** Exercise directions **
Taking each line of the material below in turn, count those containing the string "Untitled". Provide the number alone.

[Start of section]

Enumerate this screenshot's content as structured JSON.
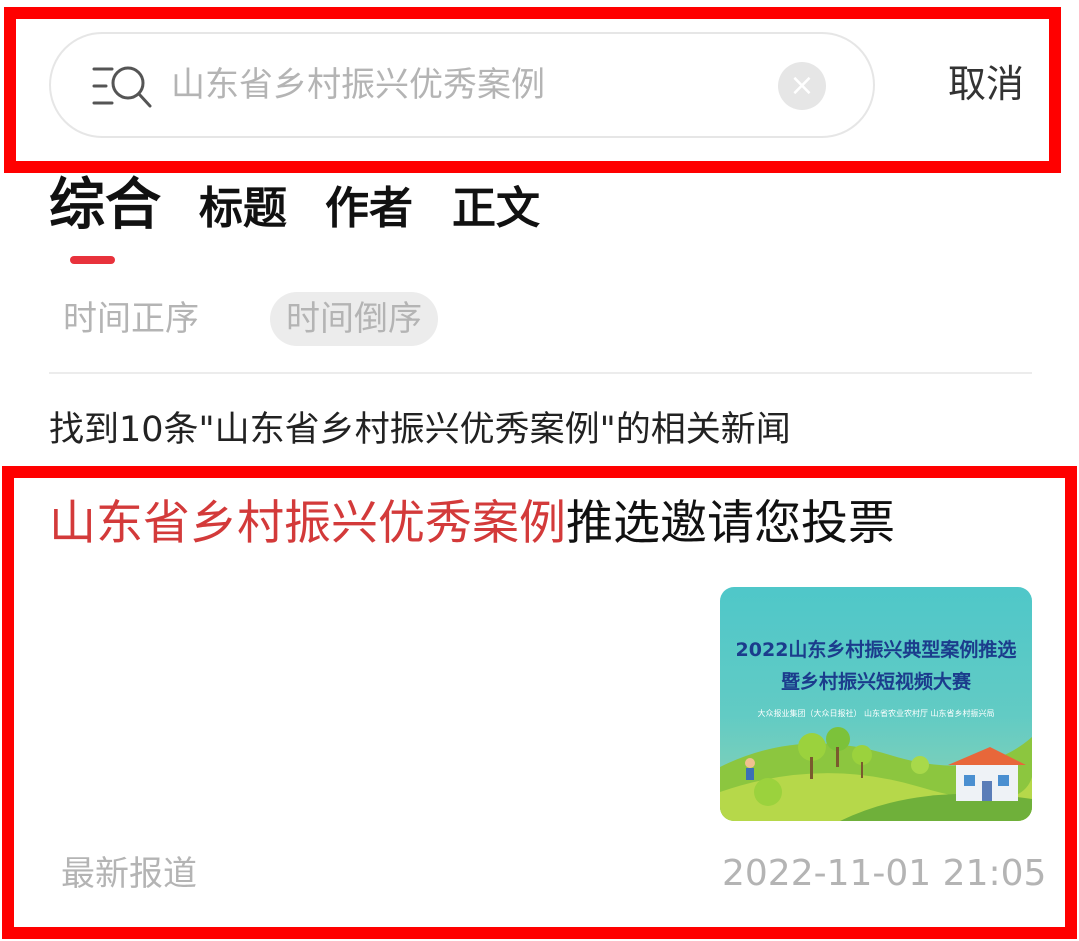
{
  "search": {
    "query": "山东省乡村振兴优秀案例",
    "clear_icon": "×",
    "cancel_label": "取消"
  },
  "tabs": [
    {
      "label": "综合",
      "active": true
    },
    {
      "label": "标题",
      "active": false
    },
    {
      "label": "作者",
      "active": false
    },
    {
      "label": "正文",
      "active": false
    }
  ],
  "sort": {
    "ascending_label": "时间正序",
    "descending_label": "时间倒序",
    "selected": "时间倒序"
  },
  "results": {
    "summary": "找到10条\"山东省乡村振兴优秀案例\"的相关新闻"
  },
  "article": {
    "title_highlight": "山东省乡村振兴优秀案例",
    "title_rest": "推选邀请您投票",
    "thumbnail": {
      "line1": "2022山东乡村振兴典型案例推选",
      "line2": "暨乡村振兴短视频大赛",
      "line3": "大众报业集团（大众日报社）  山东省农业农村厅  山东省乡村振兴局"
    },
    "source": "最新报道",
    "timestamp": "2022-11-01 21:05"
  },
  "colors": {
    "accent_red": "#e8323c",
    "highlight_red": "#d33a3a",
    "annotation_frame": "#ff0000",
    "muted_text": "#b4b4b4"
  },
  "icons": {
    "search": "search-list-icon",
    "clear": "clear-circle-icon"
  }
}
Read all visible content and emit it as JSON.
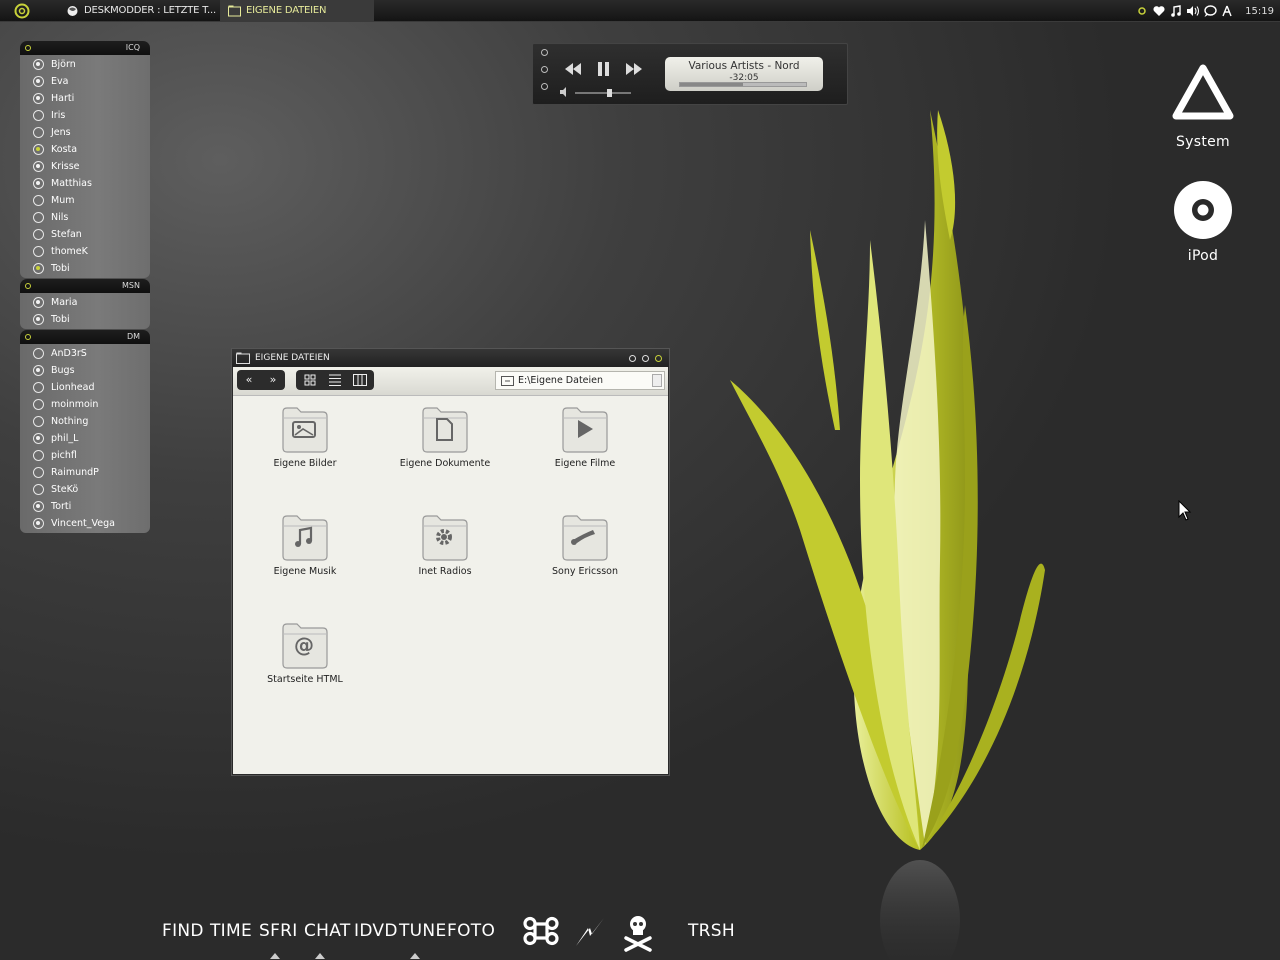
{
  "taskbar": {
    "tasks": [
      {
        "label": "DESKMODDER : LETZTE T..."
      },
      {
        "label": "EIGENE DATEIEN"
      }
    ],
    "tray_icons": [
      "status-dot-icon",
      "heart-icon",
      "music-note-icon",
      "volume-icon",
      "chat-bubble-icon",
      "antenna-icon"
    ],
    "clock": "15:19"
  },
  "buddy_lists": [
    {
      "name": "ICQ",
      "buddies": [
        {
          "name": "Björn",
          "status": "online"
        },
        {
          "name": "Eva",
          "status": "online"
        },
        {
          "name": "Harti",
          "status": "online"
        },
        {
          "name": "Iris",
          "status": "offline"
        },
        {
          "name": "Jens",
          "status": "offline"
        },
        {
          "name": "Kosta",
          "status": "away"
        },
        {
          "name": "Krisse",
          "status": "online"
        },
        {
          "name": "Matthias",
          "status": "online"
        },
        {
          "name": "Mum",
          "status": "offline"
        },
        {
          "name": "Nils",
          "status": "offline"
        },
        {
          "name": "Stefan",
          "status": "offline"
        },
        {
          "name": "thomeK",
          "status": "offline"
        },
        {
          "name": "Tobi",
          "status": "away"
        }
      ]
    },
    {
      "name": "MSN",
      "buddies": [
        {
          "name": "Maria",
          "status": "online"
        },
        {
          "name": "Tobi",
          "status": "online"
        }
      ]
    },
    {
      "name": "DM",
      "buddies": [
        {
          "name": "AnD3rS",
          "status": "offline"
        },
        {
          "name": "Bugs",
          "status": "online"
        },
        {
          "name": "Lionhead",
          "status": "offline"
        },
        {
          "name": "moinmoin",
          "status": "offline"
        },
        {
          "name": "Nothing",
          "status": "offline"
        },
        {
          "name": "phil_L",
          "status": "online"
        },
        {
          "name": "pichfl",
          "status": "offline"
        },
        {
          "name": "RaimundP",
          "status": "offline"
        },
        {
          "name": "SteKö",
          "status": "offline"
        },
        {
          "name": "Torti",
          "status": "online"
        },
        {
          "name": "Vincent_Vega",
          "status": "online"
        }
      ]
    }
  ],
  "player": {
    "track": "Various Artists - Nord",
    "time": "-32:05",
    "volume_fraction": 0.6,
    "progress_fraction": 0.5
  },
  "desktop_icons": [
    {
      "label": "System",
      "icon": "triangle-system-icon"
    },
    {
      "label": "iPod",
      "icon": "ipod-wheel-icon"
    }
  ],
  "window": {
    "title": "EIGENE DATEIEN",
    "nav_buttons": [
      "«",
      "»"
    ],
    "address": "E:\\Eigene Dateien",
    "items": [
      {
        "label": "Eigene Bilder",
        "icon": "pictures-folder-icon"
      },
      {
        "label": "Eigene Dokumente",
        "icon": "documents-folder-icon"
      },
      {
        "label": "Eigene Filme",
        "icon": "videos-folder-icon"
      },
      {
        "label": "Eigene Musik",
        "icon": "music-folder-icon"
      },
      {
        "label": "Inet Radios",
        "icon": "settings-folder-icon"
      },
      {
        "label": "Sony Ericsson",
        "icon": "tools-folder-icon"
      },
      {
        "label": "Startseite HTML",
        "icon": "web-folder-icon"
      }
    ]
  },
  "dock": {
    "items": [
      "FIND",
      "TIME",
      "SFRI",
      "CHAT",
      "IDVD",
      "TUNE",
      "FOTO",
      "TRSH"
    ],
    "symbols": [
      "command-icon",
      "lightning-icon",
      "skull-crossbones-icon"
    ],
    "running": [
      "SFRI",
      "CHAT",
      "TUNE"
    ]
  },
  "colors": {
    "accent": "#c8d23a",
    "plant": "#b9c12a",
    "window_bg": "#f1f1eb",
    "taskbar": "#1a1a1a"
  }
}
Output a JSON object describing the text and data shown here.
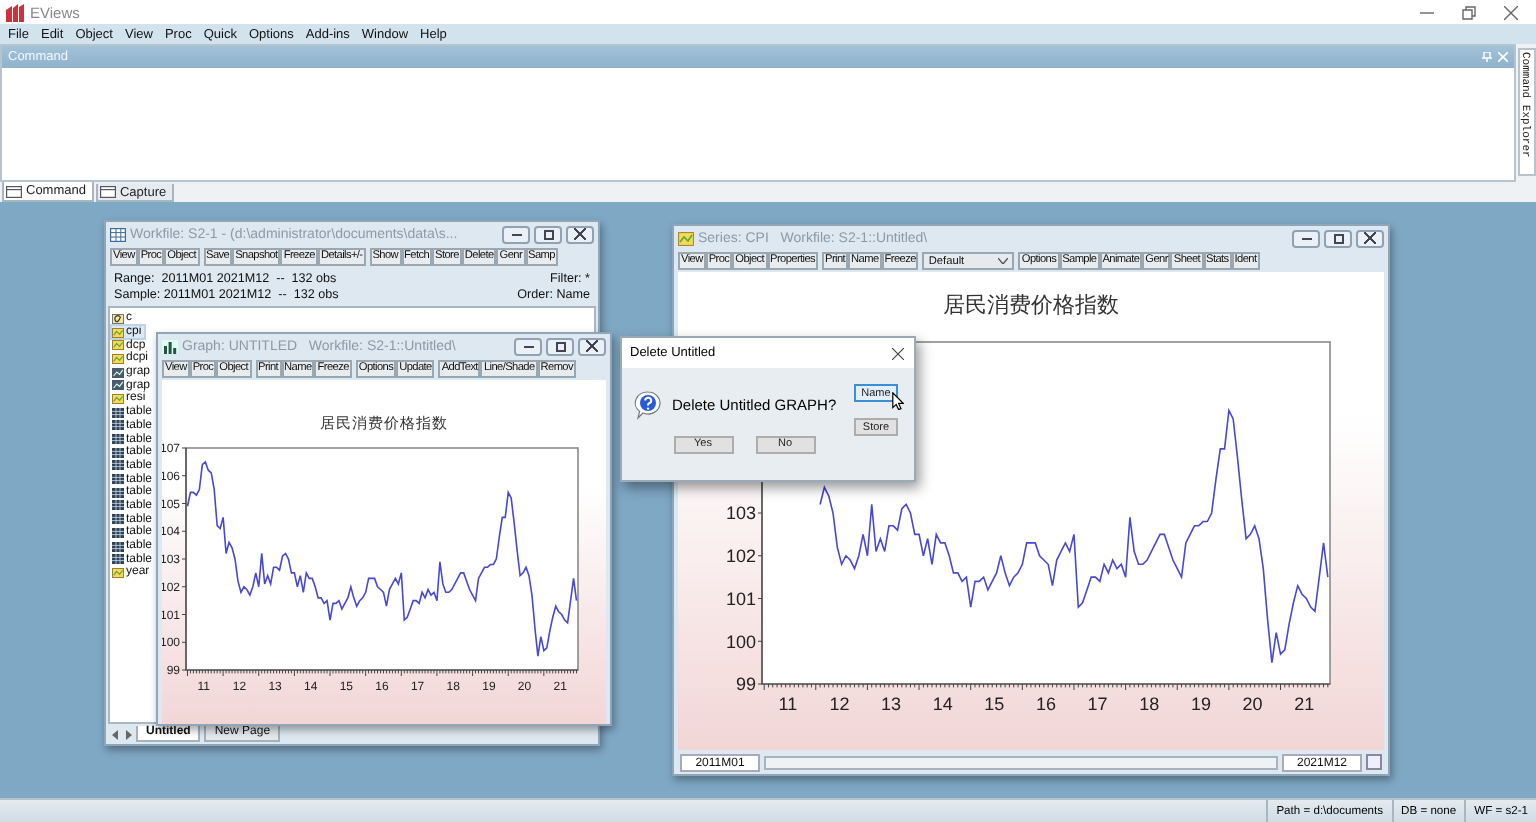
{
  "app": {
    "title": "EViews",
    "menu": [
      "File",
      "Edit",
      "Object",
      "View",
      "Proc",
      "Quick",
      "Options",
      "Add-ins",
      "Window",
      "Help"
    ]
  },
  "command_panel": {
    "title": "Command",
    "side_tab": "Command Explorer",
    "tabs": [
      {
        "label": "Command",
        "selected": true
      },
      {
        "label": "Capture",
        "selected": false
      }
    ]
  },
  "workfile_window": {
    "title": "Workfile: S2-1 - (d:\\administrator\\documents\\data\\s...",
    "toolbar": [
      {
        "kind": "buttons",
        "labels": [
          "View",
          "Proc",
          "Object"
        ]
      },
      {
        "kind": "buttons",
        "labels": [
          "Save",
          "Snapshot",
          "Freeze",
          "Details+/-"
        ]
      },
      {
        "kind": "buttons",
        "labels": [
          "Show",
          "Fetch",
          "Store",
          "Delete",
          "Genr",
          "Samp"
        ]
      }
    ],
    "range": "Range:  2011M01 2021M12  --  132 obs",
    "filter": "Filter: *",
    "sample": "Sample: 2011M01 2021M12  --  132 obs",
    "order": "Order: Name",
    "objects": [
      {
        "name": "c",
        "kind": "coef",
        "selected": false
      },
      {
        "name": "cpi",
        "kind": "series",
        "selected": true
      },
      {
        "name": "dcp",
        "kind": "series",
        "selected": false
      },
      {
        "name": "dcpi",
        "kind": "series",
        "selected": false
      },
      {
        "name": "grap",
        "kind": "graph",
        "selected": false
      },
      {
        "name": "grap",
        "kind": "graph",
        "selected": false
      },
      {
        "name": "resi",
        "kind": "series",
        "selected": false
      },
      {
        "name": "table",
        "kind": "table",
        "selected": false
      },
      {
        "name": "table",
        "kind": "table",
        "selected": false
      },
      {
        "name": "table",
        "kind": "table",
        "selected": false
      },
      {
        "name": "table",
        "kind": "table",
        "selected": false
      },
      {
        "name": "table",
        "kind": "table",
        "selected": false
      },
      {
        "name": "table",
        "kind": "table",
        "selected": false
      },
      {
        "name": "table",
        "kind": "table",
        "selected": false
      },
      {
        "name": "table",
        "kind": "table",
        "selected": false
      },
      {
        "name": "table",
        "kind": "table",
        "selected": false
      },
      {
        "name": "table",
        "kind": "table",
        "selected": false
      },
      {
        "name": "table",
        "kind": "table",
        "selected": false
      },
      {
        "name": "table",
        "kind": "table",
        "selected": false
      },
      {
        "name": "year",
        "kind": "series",
        "selected": false
      }
    ],
    "page_tabs": [
      {
        "label": "Untitled",
        "selected": true
      },
      {
        "label": "New Page",
        "selected": false
      }
    ]
  },
  "graph_window": {
    "title": "Graph: UNTITLED   Workfile: S2-1::Untitled\\",
    "toolbar": [
      {
        "kind": "buttons",
        "labels": [
          "View",
          "Proc",
          "Object"
        ]
      },
      {
        "kind": "buttons",
        "labels": [
          "Print",
          "Name",
          "Freeze"
        ]
      },
      {
        "kind": "buttons",
        "labels": [
          "Options",
          "Update"
        ]
      },
      {
        "kind": "buttons",
        "labels": [
          "AddText",
          "Line/Shade",
          "Remov"
        ]
      }
    ],
    "chart_data": {
      "type": "line",
      "title": "居民消费价格指数",
      "x": [
        10.542,
        10.625,
        10.708,
        10.792,
        10.875,
        10.958,
        11.042,
        11.125,
        11.208,
        11.292,
        11.375,
        11.458,
        11.542,
        11.625,
        11.708,
        11.792,
        11.875,
        11.958,
        12.042,
        12.125,
        12.208,
        12.292,
        12.375,
        12.458,
        12.542,
        12.625,
        12.708,
        12.792,
        12.875,
        12.958,
        13.042,
        13.125,
        13.208,
        13.292,
        13.375,
        13.458,
        13.542,
        13.625,
        13.708,
        13.792,
        13.875,
        13.958,
        14.042,
        14.125,
        14.208,
        14.292,
        14.375,
        14.458,
        14.542,
        14.625,
        14.708,
        14.792,
        14.875,
        14.958,
        15.042,
        15.125,
        15.208,
        15.292,
        15.375,
        15.458,
        15.542,
        15.625,
        15.708,
        15.792,
        15.875,
        15.958,
        16.042,
        16.125,
        16.208,
        16.292,
        16.375,
        16.458,
        16.542,
        16.625,
        16.708,
        16.792,
        16.875,
        16.958,
        17.042,
        17.125,
        17.208,
        17.292,
        17.375,
        17.458,
        17.542,
        17.625,
        17.708,
        17.792,
        17.875,
        17.958,
        18.042,
        18.125,
        18.208,
        18.292,
        18.375,
        18.458,
        18.542,
        18.625,
        18.708,
        18.792,
        18.875,
        18.958,
        19.042,
        19.125,
        19.208,
        19.292,
        19.375,
        19.458,
        19.542,
        19.625,
        19.708,
        19.792,
        19.875,
        19.958,
        20.042,
        20.125,
        20.208,
        20.292,
        20.375,
        20.458,
        20.542,
        20.625,
        20.708,
        20.792,
        20.875,
        20.958,
        21.042,
        21.125,
        21.208,
        21.292,
        21.375,
        21.458
      ],
      "xlim": [
        10.5,
        21.5
      ],
      "ylim": [
        99,
        107
      ],
      "yticks": [
        99,
        100,
        101,
        102,
        103,
        104,
        105,
        106,
        107
      ],
      "xticks": [
        11,
        12,
        13,
        14,
        15,
        16,
        17,
        18,
        19,
        20,
        21
      ],
      "series": [
        {
          "color": "#4848d0",
          "values": [
            104.9,
            105.4,
            105.4,
            105.3,
            105.5,
            106.4,
            106.5,
            106.2,
            106.1,
            105.5,
            104.2,
            104.1,
            104.5,
            103.2,
            103.6,
            103.4,
            103.0,
            102.2,
            101.8,
            102.0,
            101.9,
            101.7,
            102.0,
            102.5,
            102.0,
            103.2,
            102.1,
            102.4,
            102.1,
            102.7,
            102.7,
            102.6,
            103.1,
            103.2,
            103.0,
            102.5,
            102.5,
            102.0,
            102.4,
            101.8,
            102.5,
            102.3,
            102.3,
            102.0,
            101.6,
            101.6,
            101.4,
            101.5,
            100.8,
            101.4,
            101.4,
            101.5,
            101.2,
            101.4,
            101.6,
            102.0,
            101.6,
            101.3,
            101.5,
            101.6,
            101.8,
            102.3,
            102.3,
            102.3,
            102.0,
            101.9,
            101.8,
            101.3,
            101.9,
            102.1,
            102.3,
            102.1,
            102.5,
            100.8,
            100.9,
            101.2,
            101.5,
            101.5,
            101.4,
            101.8,
            101.6,
            101.9,
            101.7,
            101.8,
            101.5,
            102.9,
            102.1,
            101.8,
            101.8,
            101.9,
            102.1,
            102.3,
            102.5,
            102.5,
            102.2,
            101.9,
            101.7,
            101.5,
            102.3,
            102.5,
            102.7,
            102.7,
            102.8,
            102.8,
            103.0,
            103.8,
            104.5,
            104.5,
            105.4,
            105.2,
            104.3,
            103.3,
            102.4,
            102.5,
            102.7,
            102.4,
            101.7,
            100.5,
            99.5,
            100.2,
            99.7,
            99.8,
            100.4,
            100.9,
            101.3,
            101.1,
            101.0,
            100.8,
            100.7,
            101.5,
            102.3,
            101.5
          ]
        }
      ]
    }
  },
  "series_window": {
    "title": "Series: CPI   Workfile: S2-1::Untitled\\",
    "toolbar": [
      {
        "kind": "buttons",
        "labels": [
          "View",
          "Proc",
          "Object",
          "Properties"
        ]
      },
      {
        "kind": "buttons",
        "labels": [
          "Print",
          "Name",
          "Freeze"
        ]
      },
      {
        "kind": "dropdown",
        "value": "Default"
      },
      {
        "kind": "buttons",
        "labels": [
          "Options",
          "Sample",
          "Animate",
          "Genr",
          "Sheet",
          "Stats",
          "Ident"
        ]
      }
    ],
    "chart_data": {
      "type": "line",
      "title": "居民消费价格指数",
      "x": [
        11.625,
        11.708,
        11.792,
        11.875,
        11.958,
        12.042,
        12.125,
        12.208,
        12.292,
        12.375,
        12.458,
        12.542,
        12.625,
        12.708,
        12.792,
        12.875,
        12.958,
        13.042,
        13.125,
        13.208,
        13.292,
        13.375,
        13.458,
        13.542,
        13.625,
        13.708,
        13.792,
        13.875,
        13.958,
        14.042,
        14.125,
        14.208,
        14.292,
        14.375,
        14.458,
        14.542,
        14.625,
        14.708,
        14.792,
        14.875,
        14.958,
        15.042,
        15.125,
        15.208,
        15.292,
        15.375,
        15.458,
        15.542,
        15.625,
        15.708,
        15.792,
        15.875,
        15.958,
        16.042,
        16.125,
        16.208,
        16.292,
        16.375,
        16.458,
        16.542,
        16.625,
        16.708,
        16.792,
        16.875,
        16.958,
        17.042,
        17.125,
        17.208,
        17.292,
        17.375,
        17.458,
        17.542,
        17.625,
        17.708,
        17.792,
        17.875,
        17.958,
        18.042,
        18.125,
        18.208,
        18.292,
        18.375,
        18.458,
        18.542,
        18.625,
        18.708,
        18.792,
        18.875,
        18.958,
        19.042,
        19.125,
        19.208,
        19.292,
        19.375,
        19.458,
        19.542,
        19.625,
        19.708,
        19.792,
        19.875,
        19.958,
        20.042,
        20.125,
        20.208,
        20.292,
        20.375,
        20.458,
        20.542,
        20.625,
        20.708,
        20.792,
        20.875,
        20.958,
        21.042,
        21.125,
        21.208,
        21.292,
        21.375,
        21.458
      ],
      "xlim": [
        10.5,
        21.5
      ],
      "ylim": [
        99,
        107
      ],
      "yticks": [
        99,
        100,
        101,
        102,
        103
      ],
      "xticks": [
        11,
        12,
        13,
        14,
        15,
        16,
        17,
        18,
        19,
        20,
        21
      ],
      "series": [
        {
          "color": "#4848d0",
          "values": [
            103.2,
            103.6,
            103.4,
            103.0,
            102.2,
            101.8,
            102.0,
            101.9,
            101.7,
            102.0,
            102.5,
            102.0,
            103.2,
            102.1,
            102.4,
            102.1,
            102.7,
            102.7,
            102.6,
            103.1,
            103.2,
            103.0,
            102.5,
            102.5,
            102.0,
            102.4,
            101.8,
            102.5,
            102.3,
            102.3,
            102.0,
            101.6,
            101.6,
            101.4,
            101.5,
            100.8,
            101.4,
            101.4,
            101.5,
            101.2,
            101.4,
            101.6,
            102.0,
            101.6,
            101.3,
            101.5,
            101.6,
            101.8,
            102.3,
            102.3,
            102.3,
            102.0,
            101.9,
            101.8,
            101.3,
            101.9,
            102.1,
            102.3,
            102.1,
            102.5,
            100.8,
            100.9,
            101.2,
            101.5,
            101.5,
            101.4,
            101.8,
            101.6,
            101.9,
            101.7,
            101.8,
            101.5,
            102.9,
            102.1,
            101.8,
            101.8,
            101.9,
            102.1,
            102.3,
            102.5,
            102.5,
            102.2,
            101.9,
            101.7,
            101.5,
            102.3,
            102.5,
            102.7,
            102.7,
            102.8,
            102.8,
            103.0,
            103.8,
            104.5,
            104.5,
            105.4,
            105.2,
            104.3,
            103.3,
            102.4,
            102.5,
            102.7,
            102.4,
            101.7,
            100.5,
            99.5,
            100.2,
            99.7,
            99.8,
            100.4,
            100.9,
            101.3,
            101.1,
            101.0,
            100.8,
            100.7,
            101.5,
            102.3,
            101.5
          ]
        }
      ]
    },
    "sample_start": "2011M01",
    "sample_end": "2021M12"
  },
  "dialog": {
    "title": "Delete Untitled",
    "message": "Delete Untitled GRAPH?",
    "side_buttons": [
      {
        "label": "Name",
        "focused": true
      },
      {
        "label": "Store",
        "focused": false
      }
    ],
    "buttons": [
      {
        "label": "Yes",
        "focused": false
      },
      {
        "label": "No",
        "focused": false
      }
    ]
  },
  "status_bar": [
    "Path = d:\\documents",
    "DB = none",
    "WF = s2-1"
  ]
}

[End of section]

** Response to this task **
5